Task details: Report every line of the data where the string "valueOf" appears.

Data for the task:
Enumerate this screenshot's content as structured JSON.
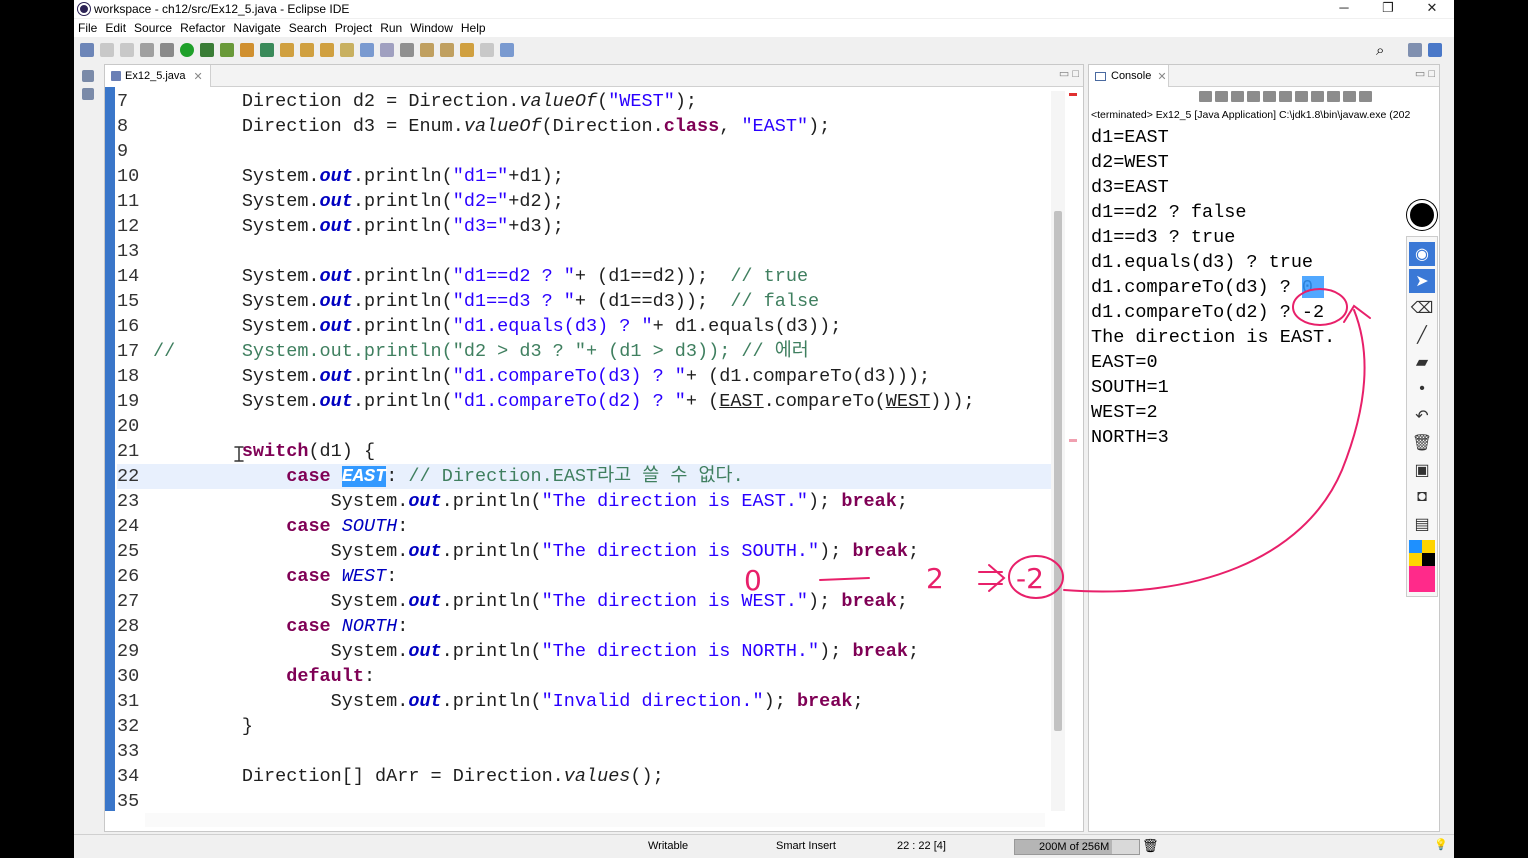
{
  "window": {
    "title": "workspace - ch12/src/Ex12_5.java - Eclipse IDE"
  },
  "menu": [
    "File",
    "Edit",
    "Source",
    "Refactor",
    "Navigate",
    "Search",
    "Project",
    "Run",
    "Window",
    "Help"
  ],
  "editor": {
    "tab_label": "Ex12_5.java"
  },
  "code_lines": [
    {
      "n": "7",
      "t": "        Direction d2 = Direction.valueOf(\"WEST\");"
    },
    {
      "n": "8",
      "t": "        Direction d3 = Enum.valueOf(Direction.class, \"EAST\");"
    },
    {
      "n": "9",
      "t": ""
    },
    {
      "n": "10",
      "t": "        System.out.println(\"d1=\"+d1);"
    },
    {
      "n": "11",
      "t": "        System.out.println(\"d2=\"+d2);"
    },
    {
      "n": "12",
      "t": "        System.out.println(\"d3=\"+d3);"
    },
    {
      "n": "13",
      "t": ""
    },
    {
      "n": "14",
      "t": "        System.out.println(\"d1==d2 ? \"+ (d1==d2));  // true"
    },
    {
      "n": "15",
      "t": "        System.out.println(\"d1==d3 ? \"+ (d1==d3));  // false"
    },
    {
      "n": "16",
      "t": "        System.out.println(\"d1.equals(d3) ? \"+ d1.equals(d3));"
    },
    {
      "n": "17",
      "t": "//      System.out.println(\"d2 > d3 ? \"+ (d1 > d3)); // 에러"
    },
    {
      "n": "18",
      "t": "        System.out.println(\"d1.compareTo(d3) ? \"+ (d1.compareTo(d3)));"
    },
    {
      "n": "19",
      "t": "        System.out.println(\"d1.compareTo(d2) ? \"+ (EAST.compareTo(WEST)));"
    },
    {
      "n": "20",
      "t": ""
    },
    {
      "n": "21",
      "t": "        switch(d1) {"
    },
    {
      "n": "22",
      "t": "            case EAST: // Direction.EAST라고 쓸 수 없다."
    },
    {
      "n": "23",
      "t": "                System.out.println(\"The direction is EAST.\"); break;"
    },
    {
      "n": "24",
      "t": "            case SOUTH:"
    },
    {
      "n": "25",
      "t": "                System.out.println(\"The direction is SOUTH.\"); break;"
    },
    {
      "n": "26",
      "t": "            case WEST:"
    },
    {
      "n": "27",
      "t": "                System.out.println(\"The direction is WEST.\"); break;"
    },
    {
      "n": "28",
      "t": "            case NORTH:"
    },
    {
      "n": "29",
      "t": "                System.out.println(\"The direction is NORTH.\"); break;"
    },
    {
      "n": "30",
      "t": "            default:"
    },
    {
      "n": "31",
      "t": "                System.out.println(\"Invalid direction.\"); break;"
    },
    {
      "n": "32",
      "t": "        }"
    },
    {
      "n": "33",
      "t": ""
    },
    {
      "n": "34",
      "t": "        Direction[] dArr = Direction.values();"
    },
    {
      "n": "35",
      "t": ""
    }
  ],
  "console": {
    "tab_label": "Console",
    "terminated": "<terminated> Ex12_5 [Java Application] C:\\jdk1.8\\bin\\javaw.exe (202",
    "lines": [
      "d1=EAST",
      "d2=WEST",
      "d3=EAST",
      "d1==d2 ? false",
      "d1==d3 ? true",
      "d1.equals(d3) ? true",
      "d1.compareTo(d3) ? 0",
      "d1.compareTo(d2) ? -2",
      "The direction is EAST.",
      "EAST=0",
      "SOUTH=1",
      "WEST=2",
      "NORTH=3"
    ]
  },
  "annotation": {
    "text_0": "0",
    "text_2": "2",
    "text_m2": "-2"
  },
  "status": {
    "writable": "Writable",
    "insert_mode": "Smart Insert",
    "position": "22 : 22 [4]",
    "heap": "200M of 256M",
    "heap_used_fraction": 0.78
  },
  "colors": {
    "accent": "#3399ff",
    "keyword": "#7f0055",
    "string": "#2a00ff",
    "comment": "#3f7f5f",
    "pen": "#e8206a"
  }
}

Reply to the task:
      "t": "        Direction d2 = Direction.valueOf(\"WEST\");"
      "t": "        Direction d3 = Enum.valueOf(Direction.class, \"EAST\");"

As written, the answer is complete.